At the next intersection on Egerton Road, the protesters broke all traffic signals and windscreens and windows of every car parked on both sides of the road. A group marched towards the Lahore Stock Exchange and threw stones and bricks on the building. The pelting also damaged around 10 cars parked inside the building.
Yet another American fast food restaurant became their next target. They vandalised the outlet and a bank on the first floor in the LDA Plaza. Nineteen motorcycles parked outside the food outlet were set on fire. At least 40 cars parked nearby were completely damaged by the rioters.
Another group of protesters attacked another bank near the food chain where the guard opened fire. The rioters put on fire the bank, four cars and around 21 motorcycles parked on the premises were reduced to ashes.
The vehicles of the Edhi Foundation made announcements through mega-phones, asking the people inside the commercial buildings to remain calm and start evacuating the damaged buildings. Scores of people, including women, ran down the stairs from the bank’s building, which also housed some multi-nationals’ offices.
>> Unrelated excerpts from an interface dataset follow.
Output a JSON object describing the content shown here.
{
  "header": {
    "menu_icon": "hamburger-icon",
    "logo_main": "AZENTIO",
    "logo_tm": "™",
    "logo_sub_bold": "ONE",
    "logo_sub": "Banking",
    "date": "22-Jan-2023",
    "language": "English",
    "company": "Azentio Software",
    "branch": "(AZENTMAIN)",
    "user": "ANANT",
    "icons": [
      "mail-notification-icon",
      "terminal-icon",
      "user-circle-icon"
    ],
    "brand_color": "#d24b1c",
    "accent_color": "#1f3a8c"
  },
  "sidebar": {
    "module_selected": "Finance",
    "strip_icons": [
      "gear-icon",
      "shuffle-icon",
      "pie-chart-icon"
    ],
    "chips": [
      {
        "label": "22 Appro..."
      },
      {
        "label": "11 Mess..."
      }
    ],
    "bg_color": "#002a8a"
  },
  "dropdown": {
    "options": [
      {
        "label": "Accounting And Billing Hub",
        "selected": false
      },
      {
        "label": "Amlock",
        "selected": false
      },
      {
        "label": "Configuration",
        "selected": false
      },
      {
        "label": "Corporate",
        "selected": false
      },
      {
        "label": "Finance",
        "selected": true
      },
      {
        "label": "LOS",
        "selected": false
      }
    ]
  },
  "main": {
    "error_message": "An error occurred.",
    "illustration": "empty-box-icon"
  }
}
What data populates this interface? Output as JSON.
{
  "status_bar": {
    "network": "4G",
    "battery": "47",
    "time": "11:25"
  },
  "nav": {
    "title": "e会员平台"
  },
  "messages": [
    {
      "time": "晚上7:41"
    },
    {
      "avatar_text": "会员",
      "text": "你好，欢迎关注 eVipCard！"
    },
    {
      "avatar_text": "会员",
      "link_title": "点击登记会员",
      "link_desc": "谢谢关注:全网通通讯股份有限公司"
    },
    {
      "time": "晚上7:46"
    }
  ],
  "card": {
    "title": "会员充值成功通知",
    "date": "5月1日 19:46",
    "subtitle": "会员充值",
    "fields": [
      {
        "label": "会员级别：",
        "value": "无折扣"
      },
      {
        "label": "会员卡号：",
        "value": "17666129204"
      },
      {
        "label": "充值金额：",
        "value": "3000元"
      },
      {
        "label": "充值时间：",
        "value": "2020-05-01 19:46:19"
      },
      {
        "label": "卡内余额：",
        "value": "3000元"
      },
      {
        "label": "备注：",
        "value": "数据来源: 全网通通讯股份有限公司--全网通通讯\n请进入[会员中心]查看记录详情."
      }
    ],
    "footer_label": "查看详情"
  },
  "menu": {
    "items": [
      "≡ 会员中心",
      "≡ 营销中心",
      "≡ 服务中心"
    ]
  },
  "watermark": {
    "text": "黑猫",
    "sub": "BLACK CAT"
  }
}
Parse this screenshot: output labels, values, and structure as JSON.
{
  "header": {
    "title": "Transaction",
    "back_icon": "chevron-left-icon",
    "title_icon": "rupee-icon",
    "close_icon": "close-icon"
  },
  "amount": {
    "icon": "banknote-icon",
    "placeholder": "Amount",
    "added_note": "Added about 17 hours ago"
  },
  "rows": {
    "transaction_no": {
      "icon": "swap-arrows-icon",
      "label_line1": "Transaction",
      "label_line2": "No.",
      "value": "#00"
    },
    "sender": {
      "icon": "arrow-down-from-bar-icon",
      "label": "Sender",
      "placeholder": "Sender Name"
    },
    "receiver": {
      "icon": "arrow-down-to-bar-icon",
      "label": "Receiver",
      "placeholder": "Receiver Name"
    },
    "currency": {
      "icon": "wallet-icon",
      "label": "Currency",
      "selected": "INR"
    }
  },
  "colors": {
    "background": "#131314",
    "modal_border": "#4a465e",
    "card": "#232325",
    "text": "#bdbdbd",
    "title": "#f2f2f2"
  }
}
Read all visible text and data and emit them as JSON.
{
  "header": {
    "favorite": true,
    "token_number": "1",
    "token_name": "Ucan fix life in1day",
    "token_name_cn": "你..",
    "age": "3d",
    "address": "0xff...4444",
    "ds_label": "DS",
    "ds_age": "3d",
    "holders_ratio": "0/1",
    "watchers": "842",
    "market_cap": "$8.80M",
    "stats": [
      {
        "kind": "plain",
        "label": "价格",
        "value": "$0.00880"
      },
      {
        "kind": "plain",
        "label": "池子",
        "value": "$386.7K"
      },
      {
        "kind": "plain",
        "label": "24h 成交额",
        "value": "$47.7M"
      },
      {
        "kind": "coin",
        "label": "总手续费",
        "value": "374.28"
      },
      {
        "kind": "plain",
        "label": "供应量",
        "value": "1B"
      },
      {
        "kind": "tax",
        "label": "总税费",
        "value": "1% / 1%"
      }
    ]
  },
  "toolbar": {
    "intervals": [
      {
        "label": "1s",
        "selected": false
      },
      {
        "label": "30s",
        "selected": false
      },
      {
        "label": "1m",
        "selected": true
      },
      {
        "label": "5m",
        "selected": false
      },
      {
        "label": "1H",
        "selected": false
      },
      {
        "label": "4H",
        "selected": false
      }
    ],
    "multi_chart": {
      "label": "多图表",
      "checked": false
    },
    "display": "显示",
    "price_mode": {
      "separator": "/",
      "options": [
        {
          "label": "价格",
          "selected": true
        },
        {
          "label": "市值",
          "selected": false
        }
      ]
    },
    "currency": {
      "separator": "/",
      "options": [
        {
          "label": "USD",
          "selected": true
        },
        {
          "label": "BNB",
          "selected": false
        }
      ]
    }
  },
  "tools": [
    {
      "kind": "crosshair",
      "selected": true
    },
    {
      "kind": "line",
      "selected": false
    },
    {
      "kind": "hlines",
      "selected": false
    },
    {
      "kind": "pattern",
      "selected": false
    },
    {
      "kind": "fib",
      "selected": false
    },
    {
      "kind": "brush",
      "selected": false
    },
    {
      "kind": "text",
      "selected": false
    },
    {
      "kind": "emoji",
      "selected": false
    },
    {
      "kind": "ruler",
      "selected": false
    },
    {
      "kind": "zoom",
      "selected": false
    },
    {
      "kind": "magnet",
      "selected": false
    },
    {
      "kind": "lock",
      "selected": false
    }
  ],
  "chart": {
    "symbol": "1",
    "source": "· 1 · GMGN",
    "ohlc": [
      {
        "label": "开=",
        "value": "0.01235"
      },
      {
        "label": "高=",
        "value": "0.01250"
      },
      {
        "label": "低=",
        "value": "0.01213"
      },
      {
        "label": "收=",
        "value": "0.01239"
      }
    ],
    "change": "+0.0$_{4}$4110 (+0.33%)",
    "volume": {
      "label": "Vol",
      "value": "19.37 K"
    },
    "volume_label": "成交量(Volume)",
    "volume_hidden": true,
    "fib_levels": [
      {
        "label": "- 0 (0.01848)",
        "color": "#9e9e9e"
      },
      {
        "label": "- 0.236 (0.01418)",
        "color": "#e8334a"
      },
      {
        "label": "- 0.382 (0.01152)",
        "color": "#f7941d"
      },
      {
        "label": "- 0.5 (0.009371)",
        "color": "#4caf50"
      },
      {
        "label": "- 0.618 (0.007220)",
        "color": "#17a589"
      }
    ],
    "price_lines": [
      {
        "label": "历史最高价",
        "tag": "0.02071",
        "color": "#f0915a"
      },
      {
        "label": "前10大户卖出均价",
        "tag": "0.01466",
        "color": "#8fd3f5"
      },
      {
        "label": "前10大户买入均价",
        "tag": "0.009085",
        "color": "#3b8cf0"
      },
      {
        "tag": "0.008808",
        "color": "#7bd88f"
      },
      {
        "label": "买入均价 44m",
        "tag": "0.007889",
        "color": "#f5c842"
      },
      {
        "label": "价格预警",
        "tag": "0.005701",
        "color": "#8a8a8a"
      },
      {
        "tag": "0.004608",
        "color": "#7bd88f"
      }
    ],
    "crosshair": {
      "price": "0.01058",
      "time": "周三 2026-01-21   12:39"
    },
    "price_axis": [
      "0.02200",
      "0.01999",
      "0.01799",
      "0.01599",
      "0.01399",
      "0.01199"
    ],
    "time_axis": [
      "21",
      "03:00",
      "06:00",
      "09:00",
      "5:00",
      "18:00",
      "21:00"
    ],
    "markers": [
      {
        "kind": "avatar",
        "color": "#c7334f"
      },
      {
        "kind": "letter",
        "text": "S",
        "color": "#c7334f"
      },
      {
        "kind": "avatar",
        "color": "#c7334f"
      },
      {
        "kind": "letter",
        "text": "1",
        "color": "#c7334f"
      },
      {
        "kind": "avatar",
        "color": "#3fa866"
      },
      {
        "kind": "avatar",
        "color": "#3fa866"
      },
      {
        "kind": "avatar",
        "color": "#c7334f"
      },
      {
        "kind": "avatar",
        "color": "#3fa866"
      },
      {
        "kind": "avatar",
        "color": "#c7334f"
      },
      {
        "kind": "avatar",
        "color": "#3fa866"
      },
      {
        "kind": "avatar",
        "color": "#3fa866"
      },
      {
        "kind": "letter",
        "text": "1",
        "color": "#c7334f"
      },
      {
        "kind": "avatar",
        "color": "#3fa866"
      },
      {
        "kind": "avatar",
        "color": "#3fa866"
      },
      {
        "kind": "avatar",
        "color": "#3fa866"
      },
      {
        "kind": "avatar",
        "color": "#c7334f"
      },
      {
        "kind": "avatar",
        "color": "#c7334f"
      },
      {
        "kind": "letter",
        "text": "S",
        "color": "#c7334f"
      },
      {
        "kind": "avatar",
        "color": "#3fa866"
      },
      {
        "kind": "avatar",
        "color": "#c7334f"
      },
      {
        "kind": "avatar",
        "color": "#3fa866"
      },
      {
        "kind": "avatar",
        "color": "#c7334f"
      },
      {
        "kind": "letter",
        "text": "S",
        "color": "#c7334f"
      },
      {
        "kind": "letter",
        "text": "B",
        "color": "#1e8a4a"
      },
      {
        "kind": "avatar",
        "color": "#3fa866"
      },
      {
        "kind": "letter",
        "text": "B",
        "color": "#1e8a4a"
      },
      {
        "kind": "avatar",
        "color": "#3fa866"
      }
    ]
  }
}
The police and Pakistan Rangers later rushed to the spot, but they only pushed the rioters out in other directions without making any effort to round them up. The protesters put an office of a travel agency on fire before dispersing.
Some of the rioters reached Laxmi Chowk and vandalised over 20 shops and food outlets there. They also torched a traffic police kiosk. At the Bhati Chowk, another group of rioters torched a cinema house and ransacked a theatre besides damaging several vehicles.
Reports from other parts of the city said rioters damaged two petrol pumps and a bakery in Nawankot besides attacking vehicles on various roads.
When it was all over, District Nazim Mian Amer Mahmood and the Lahore DCO Mian Ejaz reached The Mall and inspected the damage. The police present there again baton-charged smaller groups of protesters, who had gathered there.
Till the time of the filing of this report, the police and Pakistan Rangers had been deployed in and around all important buildings in the city, mainly along The Mall and its surroundings. The police claimed having made 106 arrests.
Late at night, the Punjab IGP was presiding over a meeting to evolve a line of action. Registration of cases against the rioters was in progress.